• R1 and R2 in series
• Same current i flows in R1 and R2

NH BEE1113 Chapter 2 : Basic Laws 37


Series Connection
iR1 = iR2 = i
v1 = iR1
v2 = iR 2
v = v1 + v2
v = i ( R1 + R2 )
v = iR eq
Req = R1 + R2

NH BEE1113 Chapter 2 : Basic Laws 38


Series Connection

N
Req = R1 + R2 + .... + RN = ∑ Rn
n =1

• Req connected in series : the sum


of individual resistances

NH BEE1113 Chapter 2 : Basic Laws 39


Parallel Connection

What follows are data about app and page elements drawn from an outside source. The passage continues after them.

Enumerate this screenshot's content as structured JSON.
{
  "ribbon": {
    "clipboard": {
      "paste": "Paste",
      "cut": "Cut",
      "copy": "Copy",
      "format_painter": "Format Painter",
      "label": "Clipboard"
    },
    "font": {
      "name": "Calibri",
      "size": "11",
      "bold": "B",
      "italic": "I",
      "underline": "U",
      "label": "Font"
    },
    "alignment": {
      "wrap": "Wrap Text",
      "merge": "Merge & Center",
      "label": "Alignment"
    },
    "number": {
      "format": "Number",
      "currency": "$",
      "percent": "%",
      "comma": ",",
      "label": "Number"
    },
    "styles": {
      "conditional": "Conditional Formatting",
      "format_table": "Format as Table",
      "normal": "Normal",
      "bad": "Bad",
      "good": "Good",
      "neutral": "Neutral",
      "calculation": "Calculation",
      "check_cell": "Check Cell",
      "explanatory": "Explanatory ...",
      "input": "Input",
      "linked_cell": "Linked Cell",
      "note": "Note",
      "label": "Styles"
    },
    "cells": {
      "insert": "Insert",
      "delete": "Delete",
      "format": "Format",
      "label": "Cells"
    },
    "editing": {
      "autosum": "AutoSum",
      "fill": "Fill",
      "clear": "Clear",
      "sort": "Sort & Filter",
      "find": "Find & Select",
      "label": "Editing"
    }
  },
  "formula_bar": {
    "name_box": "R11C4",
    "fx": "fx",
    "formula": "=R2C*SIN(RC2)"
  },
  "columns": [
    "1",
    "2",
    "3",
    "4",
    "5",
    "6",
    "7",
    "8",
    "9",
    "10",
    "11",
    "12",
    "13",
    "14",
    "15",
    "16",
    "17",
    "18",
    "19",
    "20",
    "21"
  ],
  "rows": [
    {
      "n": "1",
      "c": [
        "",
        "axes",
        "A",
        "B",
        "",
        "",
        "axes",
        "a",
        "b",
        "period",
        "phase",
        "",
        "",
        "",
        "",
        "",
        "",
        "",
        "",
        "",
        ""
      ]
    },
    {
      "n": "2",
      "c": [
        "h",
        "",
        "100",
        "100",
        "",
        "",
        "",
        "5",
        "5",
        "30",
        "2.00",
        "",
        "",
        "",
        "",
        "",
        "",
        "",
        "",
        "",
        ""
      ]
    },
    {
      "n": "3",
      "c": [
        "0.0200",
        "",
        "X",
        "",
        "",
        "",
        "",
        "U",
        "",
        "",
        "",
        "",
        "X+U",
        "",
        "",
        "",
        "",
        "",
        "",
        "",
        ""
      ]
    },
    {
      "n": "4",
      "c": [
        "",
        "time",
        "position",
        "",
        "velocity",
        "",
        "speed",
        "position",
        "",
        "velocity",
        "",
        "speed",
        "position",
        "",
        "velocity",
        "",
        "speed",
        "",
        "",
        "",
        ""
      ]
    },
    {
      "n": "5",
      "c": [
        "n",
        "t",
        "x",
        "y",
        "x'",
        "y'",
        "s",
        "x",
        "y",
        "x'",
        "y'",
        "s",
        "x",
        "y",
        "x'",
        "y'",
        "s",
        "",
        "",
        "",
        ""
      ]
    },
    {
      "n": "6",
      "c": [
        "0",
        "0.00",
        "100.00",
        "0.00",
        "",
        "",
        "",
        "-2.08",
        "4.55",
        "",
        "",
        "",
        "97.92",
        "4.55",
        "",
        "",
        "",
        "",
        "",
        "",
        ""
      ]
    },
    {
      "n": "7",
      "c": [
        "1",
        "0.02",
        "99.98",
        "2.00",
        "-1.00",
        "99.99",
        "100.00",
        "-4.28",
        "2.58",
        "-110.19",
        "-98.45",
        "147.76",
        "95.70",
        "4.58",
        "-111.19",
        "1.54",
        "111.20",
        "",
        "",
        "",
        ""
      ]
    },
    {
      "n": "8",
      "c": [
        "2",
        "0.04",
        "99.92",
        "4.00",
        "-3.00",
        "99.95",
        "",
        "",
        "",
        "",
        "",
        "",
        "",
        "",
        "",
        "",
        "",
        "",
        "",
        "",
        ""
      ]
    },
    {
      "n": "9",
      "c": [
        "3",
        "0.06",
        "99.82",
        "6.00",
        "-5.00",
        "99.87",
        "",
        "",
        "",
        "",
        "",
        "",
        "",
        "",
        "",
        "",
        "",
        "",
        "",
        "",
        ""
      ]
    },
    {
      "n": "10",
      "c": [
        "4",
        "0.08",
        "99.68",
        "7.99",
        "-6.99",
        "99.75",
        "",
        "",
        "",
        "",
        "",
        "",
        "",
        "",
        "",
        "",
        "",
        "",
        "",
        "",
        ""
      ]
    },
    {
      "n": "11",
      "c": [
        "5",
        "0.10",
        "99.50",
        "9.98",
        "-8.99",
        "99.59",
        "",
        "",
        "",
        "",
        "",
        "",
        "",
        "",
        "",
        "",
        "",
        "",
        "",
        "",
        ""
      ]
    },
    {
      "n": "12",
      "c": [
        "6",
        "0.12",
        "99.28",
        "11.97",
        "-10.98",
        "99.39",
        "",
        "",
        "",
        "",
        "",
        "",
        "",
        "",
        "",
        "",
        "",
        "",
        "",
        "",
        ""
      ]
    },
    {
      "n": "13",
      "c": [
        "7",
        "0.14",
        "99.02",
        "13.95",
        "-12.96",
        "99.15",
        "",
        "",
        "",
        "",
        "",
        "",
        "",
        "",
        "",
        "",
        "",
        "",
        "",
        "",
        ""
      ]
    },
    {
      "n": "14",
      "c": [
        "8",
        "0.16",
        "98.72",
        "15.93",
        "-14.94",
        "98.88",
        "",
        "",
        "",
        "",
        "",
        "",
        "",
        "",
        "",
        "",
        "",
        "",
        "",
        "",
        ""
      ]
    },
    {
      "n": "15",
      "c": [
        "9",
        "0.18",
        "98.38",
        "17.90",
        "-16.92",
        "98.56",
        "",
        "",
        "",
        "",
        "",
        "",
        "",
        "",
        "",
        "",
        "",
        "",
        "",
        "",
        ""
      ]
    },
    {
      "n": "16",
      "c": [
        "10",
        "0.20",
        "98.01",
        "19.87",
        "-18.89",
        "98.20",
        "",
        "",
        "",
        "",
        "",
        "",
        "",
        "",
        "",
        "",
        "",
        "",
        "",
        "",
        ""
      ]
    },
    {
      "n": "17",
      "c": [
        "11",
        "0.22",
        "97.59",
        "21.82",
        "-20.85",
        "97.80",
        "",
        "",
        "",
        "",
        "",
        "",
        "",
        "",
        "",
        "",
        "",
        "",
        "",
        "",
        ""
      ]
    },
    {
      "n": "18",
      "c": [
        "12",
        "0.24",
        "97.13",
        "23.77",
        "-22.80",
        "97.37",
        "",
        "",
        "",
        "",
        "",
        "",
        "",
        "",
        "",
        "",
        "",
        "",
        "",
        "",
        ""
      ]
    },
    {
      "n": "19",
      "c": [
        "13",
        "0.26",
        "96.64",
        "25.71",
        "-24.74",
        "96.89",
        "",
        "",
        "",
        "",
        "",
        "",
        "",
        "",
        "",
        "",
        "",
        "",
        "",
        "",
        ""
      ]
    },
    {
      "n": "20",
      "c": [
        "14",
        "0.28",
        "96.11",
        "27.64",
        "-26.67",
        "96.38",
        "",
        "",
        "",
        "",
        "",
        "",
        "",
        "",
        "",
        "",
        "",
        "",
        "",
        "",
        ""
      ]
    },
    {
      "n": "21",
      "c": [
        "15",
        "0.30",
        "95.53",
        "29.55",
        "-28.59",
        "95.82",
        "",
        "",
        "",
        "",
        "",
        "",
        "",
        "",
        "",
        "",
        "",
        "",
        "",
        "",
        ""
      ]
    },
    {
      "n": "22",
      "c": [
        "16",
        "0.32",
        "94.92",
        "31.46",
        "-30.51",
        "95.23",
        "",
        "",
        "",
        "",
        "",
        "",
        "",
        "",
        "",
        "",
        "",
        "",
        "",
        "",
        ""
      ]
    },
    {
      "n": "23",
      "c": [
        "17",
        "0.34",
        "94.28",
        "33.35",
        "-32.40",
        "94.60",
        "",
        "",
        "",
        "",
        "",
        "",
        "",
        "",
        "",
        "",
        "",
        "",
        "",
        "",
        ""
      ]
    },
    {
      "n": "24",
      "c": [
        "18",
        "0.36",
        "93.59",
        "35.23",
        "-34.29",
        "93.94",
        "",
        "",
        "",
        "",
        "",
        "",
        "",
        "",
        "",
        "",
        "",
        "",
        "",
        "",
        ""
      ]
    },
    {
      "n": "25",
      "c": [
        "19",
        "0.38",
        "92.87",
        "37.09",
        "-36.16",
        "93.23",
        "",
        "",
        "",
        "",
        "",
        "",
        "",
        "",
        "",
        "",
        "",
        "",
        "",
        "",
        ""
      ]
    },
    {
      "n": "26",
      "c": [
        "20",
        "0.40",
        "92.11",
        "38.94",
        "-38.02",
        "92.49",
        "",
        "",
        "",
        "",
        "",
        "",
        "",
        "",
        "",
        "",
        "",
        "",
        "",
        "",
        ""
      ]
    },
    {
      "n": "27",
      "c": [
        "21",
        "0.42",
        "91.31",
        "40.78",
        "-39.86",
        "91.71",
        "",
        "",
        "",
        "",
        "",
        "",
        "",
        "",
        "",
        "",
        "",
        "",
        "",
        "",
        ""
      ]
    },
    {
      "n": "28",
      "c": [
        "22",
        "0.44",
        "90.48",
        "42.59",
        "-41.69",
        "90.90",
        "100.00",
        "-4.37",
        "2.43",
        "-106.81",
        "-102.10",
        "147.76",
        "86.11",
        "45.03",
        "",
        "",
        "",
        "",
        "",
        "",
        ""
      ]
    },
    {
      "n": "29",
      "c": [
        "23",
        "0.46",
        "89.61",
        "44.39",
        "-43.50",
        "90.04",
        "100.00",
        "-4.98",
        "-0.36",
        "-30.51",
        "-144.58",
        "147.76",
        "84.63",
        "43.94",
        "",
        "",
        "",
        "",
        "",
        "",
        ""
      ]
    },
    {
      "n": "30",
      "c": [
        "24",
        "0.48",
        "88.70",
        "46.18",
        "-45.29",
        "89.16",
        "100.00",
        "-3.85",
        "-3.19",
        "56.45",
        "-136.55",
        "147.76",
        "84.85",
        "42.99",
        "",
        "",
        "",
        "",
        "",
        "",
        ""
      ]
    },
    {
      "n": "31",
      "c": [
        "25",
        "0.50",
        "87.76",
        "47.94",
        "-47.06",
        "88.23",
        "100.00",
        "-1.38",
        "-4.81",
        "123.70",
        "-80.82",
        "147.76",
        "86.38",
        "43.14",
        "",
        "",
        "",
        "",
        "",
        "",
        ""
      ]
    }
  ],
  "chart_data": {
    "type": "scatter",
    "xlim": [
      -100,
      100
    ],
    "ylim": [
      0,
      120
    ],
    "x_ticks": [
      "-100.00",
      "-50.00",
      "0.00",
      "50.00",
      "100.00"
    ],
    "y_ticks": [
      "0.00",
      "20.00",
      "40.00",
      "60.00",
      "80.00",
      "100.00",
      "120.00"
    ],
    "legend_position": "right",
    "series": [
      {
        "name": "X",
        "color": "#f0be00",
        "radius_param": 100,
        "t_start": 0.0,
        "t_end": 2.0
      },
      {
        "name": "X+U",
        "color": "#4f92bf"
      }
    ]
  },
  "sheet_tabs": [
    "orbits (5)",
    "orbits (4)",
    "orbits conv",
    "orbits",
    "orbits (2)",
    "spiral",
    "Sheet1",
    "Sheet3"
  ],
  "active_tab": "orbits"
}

• R1 and R2 in parallel
• Same voltage across R1 and R2

NH BEE1113 Chapter 2 : Basic Laws 40


v R1 =v R2 =v
Parallel
v
Connection i1 =
R1
v
i2 =
R2
i =i1 +i2
v v
i = +
R1 R2
v
i =
Req
R1 R2
Req =
R1 +R2

NH BEE1113 Chapter 2 : Basic Laws 41


Parallel Connection
R1 R2
Req =
R1 + R2
1 1 1 1
= + +... +
Req R1 R2 RN

• Req connected in parallel : the


product of their resistances divided
by their sum

NH BEE1113 Chapter 2 : Basic Laws 42


Voltage Divider

R1
v1 = v
R1 + R2
R2
v2 = v
R1 + R2
Rn
vn = v
R1 + R2 + .... + RN

NH BEE1113 Chapter 2 : Basic Laws 43


Current Divider

R2
i1 = i
R1 + R2
R1
i2 = i
R1 + R2

NH BEE1113 Chapter 2 : Basic Laws 44


Delta – Wye Conversion

NH BEE1113 Chapter 2 : Basic Laws 45


Delta – Wye Conversion

Rb Rc
R1 =
Ra + Rb + Rc
Rc Ra
R2 =
Ra + Rb + Rc
Ra Rb
R3 =
Ra + Rb + Rc

NH BEE1113 Chapter 2 : Basic Laws 46


Wye – Delta Conversion

NH BEE1113 Chapter 2 : Basic Laws 47


Wye-Delta Conversion

R1 R2 + R2 R3 + R3 R1
Ra =
R1
R1 R2 + R2 R3 + R3 R1
Rb =
R2
R1 R2 + R2 R3 + R3 R1
Rc =
R3

NH BEE1113 Chapter 2 : Basic Laws 48


Conversion Formulas

• The Y and ∆ networks are


balanced when;
R1 = R2 = R3 = RY
Ra = Rb = Rc = R∆
R∆
RY = R∆ = 3RY
3

NH BEE1113 Chapter 2 : Basic Laws 49